*Dataset content:*

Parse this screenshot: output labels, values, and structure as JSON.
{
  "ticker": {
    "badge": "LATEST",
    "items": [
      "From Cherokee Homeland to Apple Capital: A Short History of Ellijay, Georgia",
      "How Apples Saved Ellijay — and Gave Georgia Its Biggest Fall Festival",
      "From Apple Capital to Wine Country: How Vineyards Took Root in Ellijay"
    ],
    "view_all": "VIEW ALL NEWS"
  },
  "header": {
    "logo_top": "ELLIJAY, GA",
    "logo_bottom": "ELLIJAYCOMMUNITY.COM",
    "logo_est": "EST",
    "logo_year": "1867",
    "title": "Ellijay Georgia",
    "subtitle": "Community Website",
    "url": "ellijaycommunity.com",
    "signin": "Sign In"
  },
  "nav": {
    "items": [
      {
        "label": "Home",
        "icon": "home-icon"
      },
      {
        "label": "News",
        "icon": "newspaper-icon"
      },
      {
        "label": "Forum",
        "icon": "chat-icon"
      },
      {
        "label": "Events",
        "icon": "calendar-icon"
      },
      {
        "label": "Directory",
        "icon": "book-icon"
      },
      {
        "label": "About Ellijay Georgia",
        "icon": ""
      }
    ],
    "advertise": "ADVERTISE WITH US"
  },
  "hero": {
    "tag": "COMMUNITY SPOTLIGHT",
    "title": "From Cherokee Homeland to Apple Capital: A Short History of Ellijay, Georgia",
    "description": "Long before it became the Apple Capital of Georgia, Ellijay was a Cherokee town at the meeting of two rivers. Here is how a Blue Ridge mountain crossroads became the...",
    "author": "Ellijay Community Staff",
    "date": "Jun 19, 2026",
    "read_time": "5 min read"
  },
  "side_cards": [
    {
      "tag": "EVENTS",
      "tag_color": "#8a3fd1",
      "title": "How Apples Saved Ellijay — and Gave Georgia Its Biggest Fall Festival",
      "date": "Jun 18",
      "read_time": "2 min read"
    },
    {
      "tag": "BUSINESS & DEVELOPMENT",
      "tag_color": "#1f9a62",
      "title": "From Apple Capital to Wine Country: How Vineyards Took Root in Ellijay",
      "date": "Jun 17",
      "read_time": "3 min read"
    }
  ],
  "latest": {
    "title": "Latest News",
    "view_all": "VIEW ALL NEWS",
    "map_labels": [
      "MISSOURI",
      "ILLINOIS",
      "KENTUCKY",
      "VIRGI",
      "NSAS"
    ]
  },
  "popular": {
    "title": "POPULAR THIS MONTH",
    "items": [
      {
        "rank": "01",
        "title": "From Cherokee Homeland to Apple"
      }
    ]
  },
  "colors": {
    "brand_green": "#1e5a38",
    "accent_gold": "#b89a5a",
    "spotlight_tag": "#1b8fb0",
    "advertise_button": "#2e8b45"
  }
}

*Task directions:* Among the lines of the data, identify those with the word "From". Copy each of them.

*Your response:*
      "From Cherokee Homeland to Apple Capital: A Short History of Ellijay, Georgia",
      "From Apple Capital to Wine Country: How Vineyards Took Root in Ellijay"
    "title": "From Cherokee Homeland to Apple Capital: A Short History of Ellijay, Georgia",
      "title": "From Apple Capital to Wine Country: How Vineyards Took Root in Ellijay",
        "title": "From Cherokee Homeland to Apple"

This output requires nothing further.